I'm 20 years old, normally a happy person, and studying abroad for a semester in Europe. Generally things go well for me and I love life. But coming here has been very far from the affirming, life-changing experience I wanted. Everyone at home envies me this incredible opportunity, and I thought I would learn so much about myself and another culture. I've always seen myself as a cosmopolitan, adventurous, outgoing and optimistic person who had her life together. But since my plane landed over a month ago, I've been so unhappy, and no one at home understands just how hard it's been to adjust to life here.
I haven't made any friends, not even casual acquaintances, and it isn't for a lack of trying. I feel like I walk around the city in a fog, just doing errands and not getting any real experience out of my travel. And it's not just culture shock -- I like the culture here, and it isn't that different from home, really. But after my classes every day, I feel so alone and sad that I just go back to my apartment and sleep or watch television. The days slip by, and I'm just looking forward to going back home so I can resume my "real" life where I'm happy, successful and surrounded by friends and family.
I'm also so angry with myself for wasting this opportunity. I mean, I'm in Europe! I've wanted to study abroad since freshman year, and I thought it would be the definitive event of my college life. I feel like I've failed some kind of test of spirit, and I don't like the person it's making me into. Plus, other people I know who are currently studying elsewhere are having the time of their lives. Am I doing something wrong? Is this normal? I think I've tried everything to help me adjust, and I don't know what else to do.
Shouldn't Have Left
Dear Shouldn't Have Left,
You are going to be OK. This is a challenge you can overcome.
You are there to learn how to respond to novel situations. You are there to learn how to respond to adversity disguised as good fortune. You are there to learn what to do when, plunged into the beauty and romance of Europe, you find yourself in your apartment watching dubbed reruns of "Law and Order."
Europe subtracts routine from your life. Unexplored needs surface. This is the kind of adversity that truly tests a person. It is adversity disguised as good fortune.
Can you recognize what is going on, and consciously make some decisions that result in your becoming energized and engaged and comfortable in a new place? Yes, you can. You've already begun.
Make a schedule for each day. Pick an activity for each day and make yourself do it. Plan your transportation. Plan your currency. Make yourself do it.
Making plans all alone may take more time than you expect it to, so budget at least an hour for planning each activity.
And ask for help. Who is the leader of this semester-abroad experience? Is there a student advisor? Speak to the leader or student advisor and say that you require help in scheduling activities. Make sure you get concrete help. Don't let the person brush you off. Your goal is to get some concrete activities scheduled.
Write them in your calendar. Set a time when you are going to walk out the door, and walk out the door at that time. Carry your map.
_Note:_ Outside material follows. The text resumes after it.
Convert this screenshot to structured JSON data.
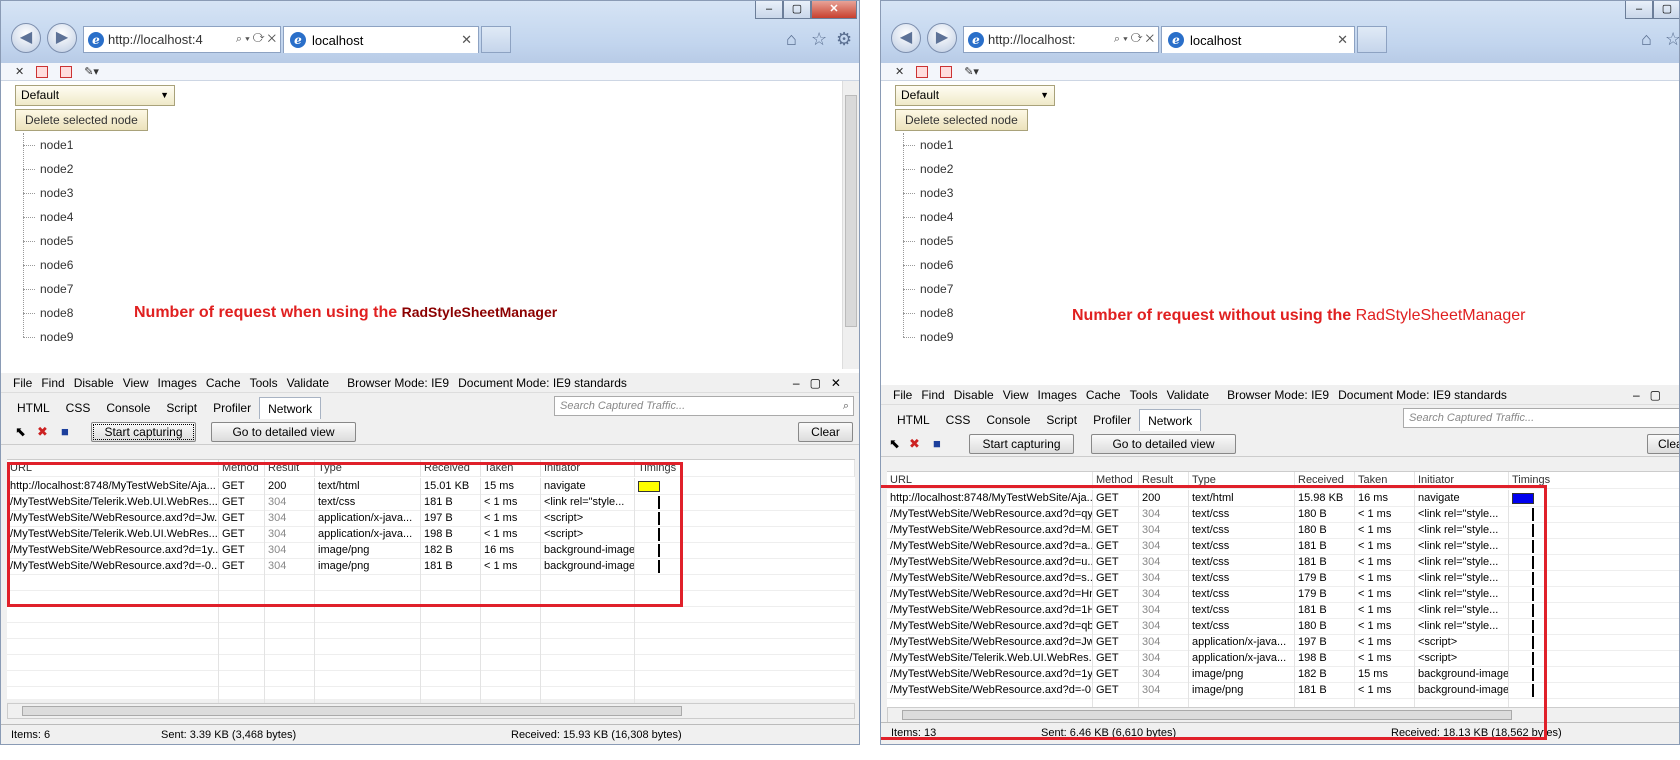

Consult it.
You will have to do some of the activities by yourself, but wherever possible, plan group activities: long trips by train or car where you can fall into easy conversation; playful, physical activities that result in a loss of self-consciousness.
Also, accept that it is a novel situation and you are going to be uncomfortable. Say to yourself, "I'm feeling uncomfortable but I can handle this." Do not worry too much about adjusting. You do not need to adjust. You just need to function. See the art you want to see. Participate in group activities. Immerse yourself.
When you return, you will be able to say that you discovered just how uncomfortable you can be in novel situations, and you learned how to concentrate and keep a clear head. Plus, alone in Europe, in danger of blowing your whole semester abroad, you came up with a novel problem-solving approach: You wrote to a crazy San Francisco advice columnist on the Internet.
Do you remember where you were when you decided to write to an advice columnist? Were you in your apartment, or in a cafe, or in a classroom? Did the idea come to you in the middle of the night in a moment of sheer terror? Did you imagine your shameful return, having spent the entire European semester in your apartment? In order to make this a good story, remember that moment. The moment when we see we are in trouble is the moment the action begins.
You will be able to laugh about it. You will be able to say, Yes, I went to Europe and found this out: I do not just automatically conquer every situation. I had to actually learn something new about myself, face it, create solutions and implement them.
That's what I like about this: You are getting a story out of it. If you are going to graduate school, you can use this story in your application.
I feel better already, knowing that you are going to take the rather pedestrian but uncomfortable steps I have suggested: planning out your days with activities, asking a student advisor or leader for help and making a good narrative out of what you have learned.
You're going to do this, right? I don't want to have to call your parents!
Ah, you'll be fine.
This will be your best semester. This will be your victory.
"Since You Asked," on sale now at Cary Tennis Books: Buy now and get an autographed first edition.
What? You want more advice?